OPA LEGISLATIVE REPORT
The 2017 Legislative Session included three bills that were harmful to General Aviation, and all three were defeated through our pilots' emails and testimony at public committee hearings. In addition, pilot registration was revoked, since Search and Rescue is now fully funded through the aviation fuel tax that raised the tax on jet A, passed in the 2015 session. Pilots will no longer have to pay that fee in Oregon, although aircraft still must be registered.
By the end of 2017 session, pilots in general have impressed the legislators on both sides of the aisle in Salem by showing their concern about aviation issues through emails and pertinent and to the point testimony at hearings.

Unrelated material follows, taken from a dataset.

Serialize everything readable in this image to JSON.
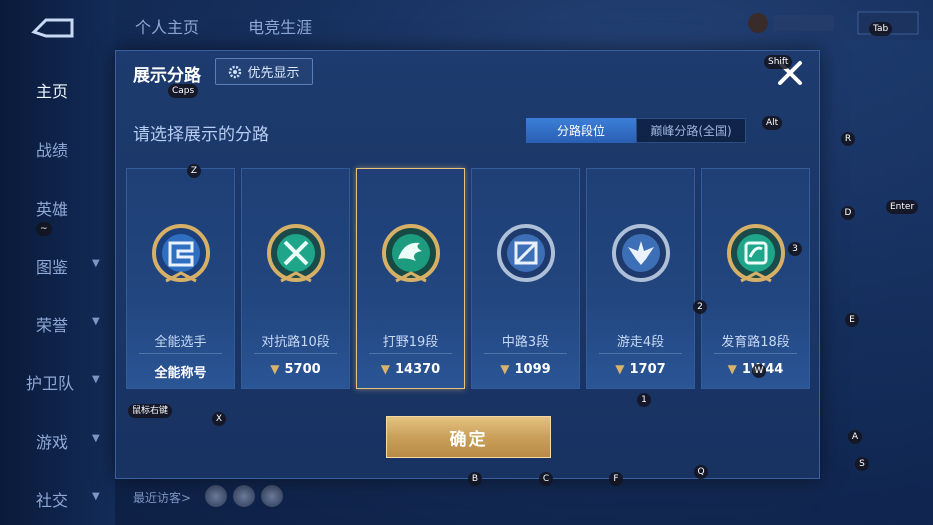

When pilots show up at a hearing to testify, they are listened to seriously. Pilots present useful facts that educate committee members about the issue at hand.
Thank you to all our members who have given their time to write emails to legislators and to show up at committee hearings to testify or to show support for an issue.
Your emails and your personal testimonies make a difference! Thank you!
THE 2017 LEGISLATIVE YEAR
SB115, introduced by Senator Chuck Riley - public hearing held in the Senate Environmental and Natural Resources Council, chaired by Michael Dembrow. Powerful and factual testimony was presented by the near standing-room-only roomful of pilots, soundly refuting incorrect information presented by some of the bill's supporters. The Chairman proposed bringing it back with revisions for a work session, but it was not scheduled after many pilots emailed individual committee members to explain how this bill would damage the rural economy in Oregon.
HB2109, introduced by Representative Mitch Greenlick -- public hearing held in the House Committee on Transportation Policy, chaired by Rep. Caddy McKeown. The committee had heard reports of the powerful testimony against SB115 provided by representatives of all aspects of General Aviation and were persuaded by equally powerful testimony at this hearing to table the bill permanently.
SB128; introduced by Senator Chuck Riley and Senator Gorsek. The bill was sent to the Senate Committee on Business and Transportation, Chaired by Senator Lee Beyer. The bill was brought at the behest of Miki Barnes of oregonaviationwatch.org to put HIO and TTD airports into local control, removing them from Port of Portland control. The intention of the oregonaviationwatch.org supporters was to close or significantly limit operations at those airports. OPA worked with Gorsek's office to make the potential for seriously negative impacts on these airports clear, and the bill never received a public hearing.
Closure of Cascade Locks (CZK). In 2015, the Port of Cascade Locks sent representatives to Oregon Department of Aviation asking to be given control of CZK airport with the intention to close it and sell the land for development. OPA sat down with the Port representatives and ODA staff and reviewed the important role of the CZK airport in respect to the rapid changes in the Gorge weather and the limitations of the Cascade Mountains that make the Gorge the only east/west route during much of Oregon's winter for aircraft incapable of flight into known icing. The Port agreed to the possibility of a land acquisition and swap with ODA that would permit the runway to be more closely aligned with the riverbank, providing a safer approach from the east and give the Port a large tract of developable land. In 2016 however, Regional Solutions, connected to the governor's office, again approached ODA about simply closing the airport.
Currently, the Port of Cascade Locks will conduct a study to determine the best use of the land the airport is located on. OPA is represented on the committee that will review the findings of the study and determine the best use of this land for all concerned.
This is a critical issue for pilots in the coming year. Cascade Locks has a long history of forced landings due to weather, and if this airport is closed to benefit the Port of Cascade Locks as development property, it may become a bellwether precedent for future closures of small municipal airports, particularly when local administrations may have ties to developmental interests.